James says we should “…count it all joy when you fall into various trials.” (James 1:2) Why such a command from an early church leader? Because with each difficulty in this life, we grow up a little bit more and become more like Jesus. God ultimately turns our hardships into times of learning and growth. Yes, they can be outrageously uncomfortable, but they also teach us to persevere, making us stronger soldiers for Jesus and more effective for His Kingdom. So, bring it, because attitude in suffering is everything.

In the book of Acts, after escaping execution by the religious leaders in Jerusalem, thanks to the wisdom and timely intervention of Gamaliel, an elder and teacher, we read, “So they [the apostles] departed from the presence of the council, rejoicing that they were counted worthy to suffer shame for His name. And daily in the temple, and in every house, they did not cease teaching and preaching Jesus as the Christ.” (Acts 5:41–42) 

Suffering did not dissuade them; it lit them on fire with blessed hope as they rejoiced together. It seems they remembered Jesus said it would be difficult, so they knew they were on the right track. (See Romans 5:1-5; John 16:1–4) They did not back down because of the conflict; they rejoiced and continued marching for Jesus and His glory.

Our seasons of difficulty are painful and often heartbreaking, but they are working for our benefit and our witness to others in the end. Paul also writes, “For our light affliction, which is but for a moment, is working for us a far more exceeding and eternal weight of glory, while we do not look at the things which are seen, but at the things which are not seen. For the things which are seen are temporary, but the things which are not seen are eternal.” (2 Corinthians 4:17–18) If we want to lead, we will suffer and often be alone with Jesus as we embrace His cross for ourselves in His name. 

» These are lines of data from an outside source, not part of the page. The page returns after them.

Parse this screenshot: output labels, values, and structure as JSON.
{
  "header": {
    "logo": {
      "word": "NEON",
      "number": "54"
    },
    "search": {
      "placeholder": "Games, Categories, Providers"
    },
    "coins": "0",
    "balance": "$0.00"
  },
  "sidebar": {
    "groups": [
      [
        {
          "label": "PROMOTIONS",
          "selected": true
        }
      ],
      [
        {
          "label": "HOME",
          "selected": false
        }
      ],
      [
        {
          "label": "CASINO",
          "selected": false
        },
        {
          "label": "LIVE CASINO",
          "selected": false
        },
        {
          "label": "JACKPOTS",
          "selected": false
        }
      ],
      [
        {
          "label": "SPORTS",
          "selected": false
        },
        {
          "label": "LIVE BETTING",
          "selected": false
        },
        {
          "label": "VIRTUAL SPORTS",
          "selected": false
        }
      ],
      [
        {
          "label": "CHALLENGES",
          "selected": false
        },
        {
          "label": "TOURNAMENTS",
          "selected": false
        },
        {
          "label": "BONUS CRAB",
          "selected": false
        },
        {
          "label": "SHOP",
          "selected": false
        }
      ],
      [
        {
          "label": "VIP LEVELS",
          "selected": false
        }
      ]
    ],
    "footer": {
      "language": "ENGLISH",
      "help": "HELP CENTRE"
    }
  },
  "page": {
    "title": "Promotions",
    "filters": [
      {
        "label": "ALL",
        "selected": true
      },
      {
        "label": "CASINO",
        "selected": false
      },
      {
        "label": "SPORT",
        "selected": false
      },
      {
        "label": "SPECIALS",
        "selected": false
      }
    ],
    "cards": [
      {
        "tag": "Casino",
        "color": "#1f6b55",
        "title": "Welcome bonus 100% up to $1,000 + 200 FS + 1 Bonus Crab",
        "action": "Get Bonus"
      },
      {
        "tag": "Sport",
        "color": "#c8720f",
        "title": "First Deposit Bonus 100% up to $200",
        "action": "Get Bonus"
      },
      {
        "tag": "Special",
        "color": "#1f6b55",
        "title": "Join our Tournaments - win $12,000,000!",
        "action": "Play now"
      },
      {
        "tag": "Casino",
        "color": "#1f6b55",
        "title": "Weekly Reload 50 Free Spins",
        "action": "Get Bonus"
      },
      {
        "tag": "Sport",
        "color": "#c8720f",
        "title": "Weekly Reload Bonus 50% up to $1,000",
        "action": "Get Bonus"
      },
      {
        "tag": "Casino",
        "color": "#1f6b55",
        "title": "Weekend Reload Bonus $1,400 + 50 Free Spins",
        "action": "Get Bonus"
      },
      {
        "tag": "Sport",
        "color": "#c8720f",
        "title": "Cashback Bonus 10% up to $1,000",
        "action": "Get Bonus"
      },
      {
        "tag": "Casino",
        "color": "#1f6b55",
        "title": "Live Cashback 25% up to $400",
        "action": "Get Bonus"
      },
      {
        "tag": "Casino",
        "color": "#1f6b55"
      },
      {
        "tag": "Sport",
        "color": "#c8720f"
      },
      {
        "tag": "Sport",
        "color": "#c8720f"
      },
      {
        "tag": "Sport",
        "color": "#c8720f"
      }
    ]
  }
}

Paul said, “I now rejoice in my sufferings for you, and fill up in my flesh what is lacking in the afflictions of Christ, for the sake of His body, which is the church…” (Colossians 1:24) We suffer as He suffered, but in the end, it is for the sake of another to know Jesus through our witness.